Election leaders on both sides of Tampa Bay are urging you to consider signing up for a mail-in ballot as COVID-19 concerns linger.
Alan Martin lives in Largo and says he’s mailed a ballot in for the past six years.
“It’s very easy, they just send it to you in the mail and it’s a very good process,” he said.
It’s an option growing in popularity across Florida. Over a 4 year period, Pinellas County election leaders saw a 600% increase in voters signing up for mail ballots. Now, with COVID-19 concerns, they expect to see another surge of voters signing up before the upcoming elections.
Julie Marcus, the Pinellas County Supervisor of Elections, says it’s all about safety.
“It’s really coming together as a community to do your part, be safe, vote by mail, so folks who have to vote in person, we can protect them too,” she explained.
Pinellas County leaders hope by mailing in ballots, there will be fewer chances for COVID-19 to spread.

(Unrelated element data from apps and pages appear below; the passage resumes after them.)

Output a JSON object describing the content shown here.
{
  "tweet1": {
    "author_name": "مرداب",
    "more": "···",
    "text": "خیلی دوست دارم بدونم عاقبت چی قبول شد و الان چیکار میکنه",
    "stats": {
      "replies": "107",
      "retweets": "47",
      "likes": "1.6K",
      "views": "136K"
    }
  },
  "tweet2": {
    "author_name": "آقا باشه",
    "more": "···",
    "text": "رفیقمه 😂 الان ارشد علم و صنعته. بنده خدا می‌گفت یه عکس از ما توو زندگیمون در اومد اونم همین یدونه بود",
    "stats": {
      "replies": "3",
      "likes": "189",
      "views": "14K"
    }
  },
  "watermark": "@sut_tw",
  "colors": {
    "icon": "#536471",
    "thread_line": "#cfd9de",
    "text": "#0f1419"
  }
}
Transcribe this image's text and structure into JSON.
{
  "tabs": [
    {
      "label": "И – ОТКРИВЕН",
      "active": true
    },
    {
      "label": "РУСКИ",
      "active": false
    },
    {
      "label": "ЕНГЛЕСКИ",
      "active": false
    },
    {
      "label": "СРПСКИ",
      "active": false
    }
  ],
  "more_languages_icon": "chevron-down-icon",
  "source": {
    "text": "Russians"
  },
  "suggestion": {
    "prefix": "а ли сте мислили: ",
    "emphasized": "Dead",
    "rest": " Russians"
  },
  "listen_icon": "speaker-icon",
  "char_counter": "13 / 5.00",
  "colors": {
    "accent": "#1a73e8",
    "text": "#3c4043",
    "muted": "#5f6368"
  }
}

Some Tampa Bay area election leaders are also worried about a lack of poll workers. In March, hundreds of poll workers quit over coronavirus fears just days before the presidential preference election.
Pinellas and Hillsborough County leaders are sending out postcards and emails letting people know about how to sign up for mail-in ballots. Both counties are even opting to pay hundreds of thousands of dollars to cover your postage.
“I don’t use mail that often so it’s like every time it comes I have to go to the post office and buy stamps so I think that’s a great idea,” Martin explained.
In the upcoming elections, you’ll also have another option besides dropping the ballot into your mailbox or at a USPS mail drop site. Pinellas County is adding eight new drop off ballot boxes for a total of 23 countywide, where your ballot is picked up by election workers and taken directly to the Supervisor of Elections Office to be counted.
“No voter has to drive more than 3 miles to get to a ballot drop off location, so voting has never been easier,” Marcus explained.
But just how safe are mail ballots?
President Donald Trump tweeted this Tuesday: “There is no way (zero!) that mail-in ballots will be anything less than substantially fraudulent. Mail boxes will be robbed, ballots will be forged and even illegally printed out and fraudulently signed.”
Pinellas election leaders say they wholeheartedly disagree.
“There’s going to be a lot of information out there that is not true and it does concern us because it may impact negatively voter turnout,” Marcus added.
Officials say every mail-in ballot is analyzed by election officials to ensure your signature matches the one on file and any questionable ballots are inspected in person by a canvassing board. Election leaders say for anyone still feeling uncomfortable, they’re welcome to continue to vote in person.
“The bottom line is go out and vote. That’s the key,” Martin added.
Mail ballots will be mailed 35 days before the election in August and November and 45 days before the elections to overseas military members.